Whenever we talk about the classic slasher films, we must mention at least two names - A Nightmare on Elm Street (1984), Halloween (1978). That's what this movie is - a pure classic. You know what Friday the 13th films are? Something that started with a RIPOFF of Halloween. That's how important this film is! Who knows? Had it not been successful, we might have never got a Friday the 13th films at all!

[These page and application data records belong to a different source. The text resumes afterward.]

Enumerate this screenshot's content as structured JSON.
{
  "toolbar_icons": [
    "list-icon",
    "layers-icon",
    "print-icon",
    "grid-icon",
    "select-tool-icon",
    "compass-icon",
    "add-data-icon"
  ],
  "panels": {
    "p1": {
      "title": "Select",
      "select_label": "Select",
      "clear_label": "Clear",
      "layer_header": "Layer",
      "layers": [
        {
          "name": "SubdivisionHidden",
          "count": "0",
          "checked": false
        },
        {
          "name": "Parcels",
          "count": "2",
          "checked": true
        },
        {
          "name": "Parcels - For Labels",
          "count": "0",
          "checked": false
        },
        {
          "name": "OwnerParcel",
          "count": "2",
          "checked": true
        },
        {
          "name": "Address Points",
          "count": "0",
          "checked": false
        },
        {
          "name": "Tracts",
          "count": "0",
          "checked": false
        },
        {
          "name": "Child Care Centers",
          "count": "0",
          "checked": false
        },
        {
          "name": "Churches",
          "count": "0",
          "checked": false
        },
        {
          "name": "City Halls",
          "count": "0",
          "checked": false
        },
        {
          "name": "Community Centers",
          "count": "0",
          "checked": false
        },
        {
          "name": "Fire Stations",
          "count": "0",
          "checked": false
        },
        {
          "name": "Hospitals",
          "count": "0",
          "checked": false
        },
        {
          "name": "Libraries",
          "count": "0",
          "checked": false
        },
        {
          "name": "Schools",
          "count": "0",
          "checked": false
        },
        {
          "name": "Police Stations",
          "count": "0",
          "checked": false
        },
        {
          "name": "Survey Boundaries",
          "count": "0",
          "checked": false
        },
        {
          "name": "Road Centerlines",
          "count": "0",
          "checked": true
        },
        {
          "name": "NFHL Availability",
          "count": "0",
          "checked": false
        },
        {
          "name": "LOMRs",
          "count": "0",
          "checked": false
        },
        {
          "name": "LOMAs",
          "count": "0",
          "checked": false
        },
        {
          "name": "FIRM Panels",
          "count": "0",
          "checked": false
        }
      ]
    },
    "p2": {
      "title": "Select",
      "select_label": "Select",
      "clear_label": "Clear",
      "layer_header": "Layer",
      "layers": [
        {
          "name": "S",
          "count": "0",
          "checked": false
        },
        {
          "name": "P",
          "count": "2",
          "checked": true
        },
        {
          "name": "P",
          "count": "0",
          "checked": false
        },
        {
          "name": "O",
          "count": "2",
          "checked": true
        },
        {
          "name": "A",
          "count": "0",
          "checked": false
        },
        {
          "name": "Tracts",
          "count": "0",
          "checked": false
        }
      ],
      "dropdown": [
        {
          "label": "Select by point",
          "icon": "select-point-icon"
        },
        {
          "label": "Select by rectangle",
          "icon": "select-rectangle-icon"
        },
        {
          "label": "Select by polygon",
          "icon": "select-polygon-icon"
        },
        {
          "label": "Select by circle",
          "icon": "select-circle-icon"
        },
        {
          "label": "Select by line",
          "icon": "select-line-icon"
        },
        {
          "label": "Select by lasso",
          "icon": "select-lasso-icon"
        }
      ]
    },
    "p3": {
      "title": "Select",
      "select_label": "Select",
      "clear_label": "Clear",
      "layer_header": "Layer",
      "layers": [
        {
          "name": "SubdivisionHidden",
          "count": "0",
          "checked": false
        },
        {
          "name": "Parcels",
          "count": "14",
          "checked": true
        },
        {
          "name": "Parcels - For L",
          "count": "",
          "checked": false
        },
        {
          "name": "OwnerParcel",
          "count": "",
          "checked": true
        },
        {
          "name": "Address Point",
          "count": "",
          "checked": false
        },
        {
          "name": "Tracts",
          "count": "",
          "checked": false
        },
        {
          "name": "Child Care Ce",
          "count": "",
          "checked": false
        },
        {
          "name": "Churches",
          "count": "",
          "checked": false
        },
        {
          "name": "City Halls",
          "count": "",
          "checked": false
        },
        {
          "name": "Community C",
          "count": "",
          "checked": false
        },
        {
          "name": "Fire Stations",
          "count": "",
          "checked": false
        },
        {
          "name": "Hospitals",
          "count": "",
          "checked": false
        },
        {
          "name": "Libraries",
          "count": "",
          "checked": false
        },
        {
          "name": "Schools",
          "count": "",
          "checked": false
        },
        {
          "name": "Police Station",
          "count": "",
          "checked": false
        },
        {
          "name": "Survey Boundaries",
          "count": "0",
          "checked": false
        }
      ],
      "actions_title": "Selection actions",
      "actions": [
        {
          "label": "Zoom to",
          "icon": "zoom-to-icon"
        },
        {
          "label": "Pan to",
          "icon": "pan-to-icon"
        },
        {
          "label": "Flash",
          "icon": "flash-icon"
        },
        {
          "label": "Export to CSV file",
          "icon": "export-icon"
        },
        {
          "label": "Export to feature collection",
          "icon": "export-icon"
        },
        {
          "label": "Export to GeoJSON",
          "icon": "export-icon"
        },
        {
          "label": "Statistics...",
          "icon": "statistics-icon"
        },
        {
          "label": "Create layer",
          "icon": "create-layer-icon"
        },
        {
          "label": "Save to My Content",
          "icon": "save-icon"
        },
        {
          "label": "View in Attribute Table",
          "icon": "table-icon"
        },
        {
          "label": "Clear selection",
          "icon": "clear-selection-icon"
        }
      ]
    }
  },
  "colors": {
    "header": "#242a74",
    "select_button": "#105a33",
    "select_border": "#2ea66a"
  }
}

Good : This usually is in my negatives in a slasher film, but here, it is in the positives - the characters. The characters we get introduced to in this film are very interesting. It doesn't feel like as if they're there to get killed, except for a final lady character. Laurie, our main girl played by Jamie Lee Kurtis, stands out to be one of my favorite final girls in the so-called classic slashers. Her friends are not just blant and useless characters either. They are not as interesting as Laurie, but they do entertain us either by getting killed or by interacting with other characters. I won't say all the characters are memorable, that's (perhaps) never the case in these type of films, but at least they don't feel forced and boring. Michael Myers. The tiny introduction to the character, for me, was sufficient to get behind him. We actually get to see what happened to him, or what made him the killer that he was. In short, Michael Myers was a good antagonist for me. However, all these are the secondary factors, which make this film good. The main aspects that need to be acknowledged for making this film so good, even after 40 years, would be John Carpenter. His imagination gave us Michael Myers. His screenplay served as the basis of this film. His music in this film gave chills. His direction made it a classic. I don't think the screenplay was a unique piece of writing. It could've been used to make a dumb Friday the 13th film too. It's the direction of Carpenter that made the movie so good. Throughout the film, we can feel the creepy presence of Michael Myers and we do not have a single moment to relax. That's something which makes a film like this work. Not just kills. Or loud sound effects. This movie apparently understood it very well. The suspense and the thrills are built very effectively and all of the thrills are worth the respective conclusions. The third act is a rollercoaster ride, to be honest. What I am going to say now can be put in "mixed" aspects, but I am not going to do so. If you show this movie to someone who has watched the modern day slasher films, he or she will definitely say "what's the big deal, the movie is clichéd". I would definitely agree to that - had it been a movie made in this date. It was made back when such films weren't so popular and if you think that this movie is obvious, you must know that movies like these are the ones which apparently gave us the clichéd template of slashers. It is a trend setter, in that respect. A movie being a trend setter is one of its biggest accomplishments. One more positive about this film. Compared to Nightmare and Friday films, the ending works in this movie. I would definitely say that the ending is quite similar to that of the first Friday and first Nightmare movie. There's a lot of mystery behind Michael Myers and they barely acknowledge him as "inhuman" - not confirming as if he was a supernatural entity or just an emotionless killer - and, he looks like a human. Even though we know enough about Myers to get behind him, even though Myers gets over with us, we still don't know many things about him. So, the ending makes us more curious about the character and hypes up for the sequel, even though it wasn't meant to be given sequels. It absolutely wasn't shoehorned to make room for the sequels like in the other two franchises I mentioned. Yet another positive. The character of Dr. Loomis is an integral part of what makes the story engaging. If you compare the first Nightmare film with it, we like the first Nightmare film because we get to know a great deal about Freddy and the psychological horror aspect of the movie was engaging. So, it didn't really need a "stopping agent" like Loomis. But comparing with Friday films, it lacks a character like Loomis to hold the movie tightly, which becomes a weak compilation of slicing scenes (roughly speaking). Dr. Loomis may not seem like a character which was integral to the movie. But, had he not been there, the movie might not have worked so well. I often get confused about which movie - among this one and first Nightmare film - I like the most. But, I always tend to put this one above just because of the ending that doesn't bug me.
Conclusion : It's one of those movies which deserve to be called "classic". Even though the tropes may seem familiar, it was perhaps the first one to use such tropes so effectively. Thus, viewing in the retrospect will make you enjoy this movie even more. . . Rating. .
Score : absolute 10/10
Grade : A+
Action / Horror / Thriller
Action / Horror / Thriller
The year is 1963, the night: Halloween. Police are called to 43 Lampkin Ln. only to discover that 15 year old Judith Myers has been stabbed to death, by her 6 year-old brother, Michael. After being institutionalized for 15 years, Myers breaks out on the night before Halloween. No one knows, nor wants to find out, what will happen on October 31st 1978 besides Myers' psychiatrist, Dr. Loomis. He knows Michael is coming back to Haddonfield, but by the time the town realizes it, it'll be too late for many people.
Uploaded By: OTTO
October 28, 2012 at 06:38 AM